Where did I get such a notion? Nevertheless, I find it attractive. The end result is that I will be the owner of a VW…not of the original incarnation, but a newer, sportier…whatever: marketed to Generation Z – a coveted group. And, it’s white! A color that I envision for retirees in Florida or places like Orange County, California. This VW is a year old and has 5,000 miles on it, so be grateful, right?

…”There’s one more thing, I got the pink slip daddy!”

Happy Driving, 

Clare

A Last Chance Power Drive

Every Sunday a number of older men congregate by the local coffee franchise with their custom vintage cars. They sit in their beach chairs and talk about…cars. They relish in the passers-bys’ compliments. Magnificent machines.

Back in LA I remember a similar crowd would assemble at the Bob’s Big Boy in the Valley, and of course these were the zenith of car collections. It all started there didn’t it – the custom car culture that Tom Wolfe wrote about so wonderfully in his book The Kandy-Kolored Tangerine-Flake Streamline Baby. 

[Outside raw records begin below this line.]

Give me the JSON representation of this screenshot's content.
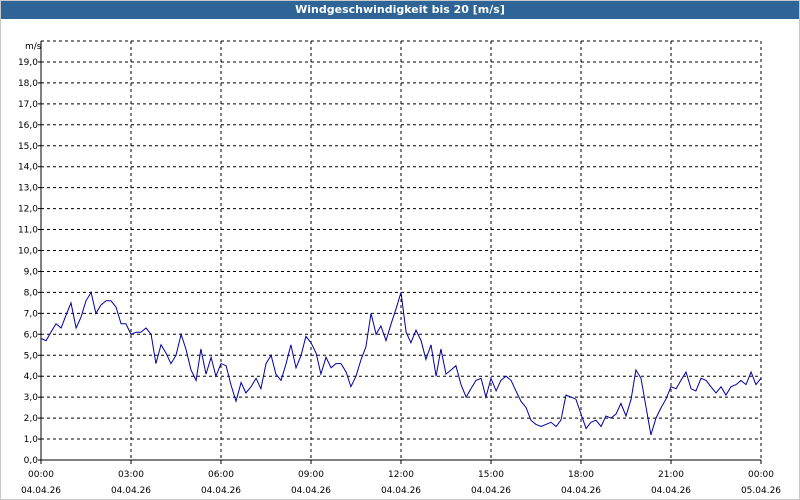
{
  "window": {
    "title": "Windgeschwindigkeit bis 20 [m/s]"
  },
  "chart_data": {
    "type": "line",
    "title": "Windgeschwindigkeit bis 20 [m/s]",
    "ylabel": "m/s",
    "xlabel": "",
    "ylim": [
      0,
      20
    ],
    "xlim_hours": [
      0,
      24
    ],
    "grid": true,
    "legend": "none",
    "colors": {
      "line": "#0000a0",
      "grid": "#000000",
      "axis": "#000000",
      "title_bg": "#2e6496"
    },
    "y_ticks": [
      "0,0",
      "1,0",
      "2,0",
      "3,0",
      "4,0",
      "5,0",
      "6,0",
      "7,0",
      "8,0",
      "9,0",
      "10,0",
      "11,0",
      "12,0",
      "13,0",
      "14,0",
      "15,0",
      "16,0",
      "17,0",
      "18,0",
      "19,0"
    ],
    "x_ticks": [
      {
        "time": "00:00",
        "date": "04.04.26"
      },
      {
        "time": "03:00",
        "date": "04.04.26"
      },
      {
        "time": "06:00",
        "date": "04.04.26"
      },
      {
        "time": "09:00",
        "date": "04.04.26"
      },
      {
        "time": "12:00",
        "date": "04.04.26"
      },
      {
        "time": "15:00",
        "date": "04.04.26"
      },
      {
        "time": "18:00",
        "date": "04.04.26"
      },
      {
        "time": "21:00",
        "date": "04.04.26"
      },
      {
        "time": "00:00",
        "date": "05.04.26"
      }
    ],
    "series": [
      {
        "x_hours": [
          0.0,
          0.17,
          0.33,
          0.5,
          0.67,
          0.83,
          1.0,
          1.17,
          1.33,
          1.5,
          1.67,
          1.83,
          2.0,
          2.17,
          2.33,
          2.5,
          2.67,
          2.83,
          3.0,
          3.17,
          3.33,
          3.5,
          3.67,
          3.83,
          4.0,
          4.17,
          4.33,
          4.5,
          4.67,
          4.83,
          5.0,
          5.17,
          5.33,
          5.5,
          5.67,
          5.83,
          6.0,
          6.17,
          6.33,
          6.5,
          6.67,
          6.83,
          7.0,
          7.17,
          7.33,
          7.5,
          7.67,
          7.83,
          8.0,
          8.17,
          8.33,
          8.5,
          8.67,
          8.83,
          9.0,
          9.17,
          9.33,
          9.5,
          9.67,
          9.83,
          10.0,
          10.17,
          10.33,
          10.5,
          10.67,
          10.83,
          11.0,
          11.17,
          11.33,
          11.5,
          11.67,
          11.83,
          12.0,
          12.17,
          12.33,
          12.5,
          12.67,
          12.83,
          13.0,
          13.17,
          13.33,
          13.5,
          13.67,
          13.83,
          14.0,
          14.17,
          14.33,
          14.5,
          14.67,
          14.83,
          15.0,
          15.17,
          15.33,
          15.5,
          15.67,
          15.83,
          16.0,
          16.17,
          16.33,
          16.5,
          16.67,
          16.83,
          17.0,
          17.17,
          17.33,
          17.5,
          17.67,
          17.83,
          18.0,
          18.17,
          18.33,
          18.5,
          18.67,
          18.83,
          19.0,
          19.17,
          19.33,
          19.5,
          19.67,
          19.83,
          20.0,
          20.17,
          20.33,
          20.5,
          20.67,
          20.83,
          21.0,
          21.17,
          21.33,
          21.5,
          21.67,
          21.83,
          22.0,
          22.17,
          22.33,
          22.5,
          22.67,
          22.83,
          23.0,
          23.17,
          23.33,
          23.5,
          23.67,
          23.83,
          24.0
        ],
        "values": [
          5.8,
          5.7,
          6.1,
          6.5,
          6.3,
          6.9,
          7.5,
          6.3,
          6.8,
          7.6,
          8.0,
          7.0,
          7.4,
          7.6,
          7.6,
          7.3,
          6.5,
          6.5,
          6.0,
          6.1,
          6.1,
          6.3,
          6.0,
          4.6,
          5.5,
          5.1,
          4.6,
          5.0,
          6.0,
          5.3,
          4.3,
          3.8,
          5.3,
          4.1,
          4.9,
          4.0,
          4.6,
          4.5,
          3.6,
          2.8,
          3.7,
          3.2,
          3.5,
          3.9,
          3.4,
          4.6,
          5.0,
          4.1,
          3.8,
          4.6,
          5.5,
          4.4,
          5.0,
          5.9,
          5.6,
          5.1,
          4.1,
          4.9,
          4.4,
          4.6,
          4.6,
          4.2,
          3.5,
          4.0,
          4.8,
          5.4,
          7.0,
          6.0,
          6.4,
          5.7,
          6.5,
          7.2,
          8.0,
          6.1,
          5.6,
          6.2,
          5.7,
          4.8,
          5.5,
          4.0,
          5.3,
          4.1,
          4.3,
          4.5,
          3.6,
          3.0,
          3.4,
          3.8,
          3.9,
          3.0,
          3.9,
          3.3,
          3.8,
          4.0,
          3.8,
          3.3,
          2.8,
          2.5,
          1.9,
          1.7,
          1.6,
          1.7,
          1.8,
          1.6,
          1.9,
          3.1,
          3.0,
          2.9,
          2.2,
          1.5,
          1.8,
          1.9,
          1.6,
          2.1,
          2.0,
          2.2,
          2.7,
          2.1,
          2.9,
          4.3,
          3.9,
          2.5,
          1.2,
          2.0,
          2.5,
          2.9,
          3.5,
          3.4,
          3.8,
          4.2,
          3.4,
          3.3,
          3.9,
          3.8,
          3.5,
          3.2,
          3.5,
          3.1,
          3.5,
          3.6,
          3.8,
          3.6,
          4.2,
          3.6,
          3.9,
          3.9,
          5.1
        ]
      }
    ]
  }
}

The men assembled this morning were a good-natured bunch, sitting in the hot sun, basking in their handiwork. I asked to take some pictures, and they were happy to oblige. One of them said, “But not of us! Some of us may be wanted men!”

As I left and headed towards the water to enjoy beach activities, I was thinking about these men and their cars. I imagine they are of the age that would have made them eligible for the Vietnam War. I wondered where the next generation of vintage car enthusiasts will come from, or if they are a dying breed.

Times change. The car, the open road, Detroit: the realities and dreams that those words conjured defined America – its industry, fantasy, music, and spirit. America was “the car.” No longer. GM, Ford, Chrysler were either dismantled or bought by foreign car companies. Today, the association is indistinct.

When I was a kid my father went through a phase of collecting British cars: Aston Martin, Alvis, Jaguar, Bentley. They were exquisitely made – the day of the hand-made car has definitely departed – but they were temperamental to say the least. Unreliable would be a better word. We used to joke that our place was where British motors went to die. No one but my father drove them, that is if they started,and they were stick shift, which we all learned on but abandoned for the convenience of automatic. What a shame! Eventually those beautiful dreams were donated to charity.

Collectible cars may be moribund, but romanticism remains. The lure of the open road still beckons with all its promise and possibilities. I hope that never fades away.

 

So drive on. The road is waiting. You’re gonna get to that place
where you really wanna go.

Say hi to Bob for me…and be free.

Clare Irwin

 

 

Day 1

Welcome! I can’t say for sure what this site will be except that it will be about everything and anything and nothing much at all. I thought to start like a good blogger and begin at the beginning, and explain the name and genesis of the site. I think I will save that for another time, and do what has been traditional for millennia and begin in the middle of things. Life is messy and disorganized so why should PHANOT (that is how I refer to the site) be any different?

Sunflower I was going to write about my recent experience of going to car dealerships to talk about leasing or buying a car. If you are a woman it may be 2016 out there – but it’s 1950 inside that dealership. I don’t care how high or low on the car scale you are searching. I encountered some odd frustrating and downright insulting incidents. However, the events of last night in Nice, France on Bastille Day are hanging heavy on my heart. I lived in France, in Paris, years ago. I was in love with a man, or thought I was, who had a house there. I remember my/our time there as safe and lovely and all the adjectives that are used to describe Paris. It was the Paris of Amelie not of Charlie Hebdo.

It’s too sad, beyond words what happened yesterday — while people were jubilant and enjoying the summer night. I know I shall take a minute, and more, today and give thanks that at least right now we are safe, and with our hearts and minds send our mercy and our higher selves to the people of France.

I am happy you have come to stop here for a bit I hope you share something with me and do return. Tomorrow will be something completely different. Humming “La  Marseillaise”…..

Clare Irwin

Save

Save

Save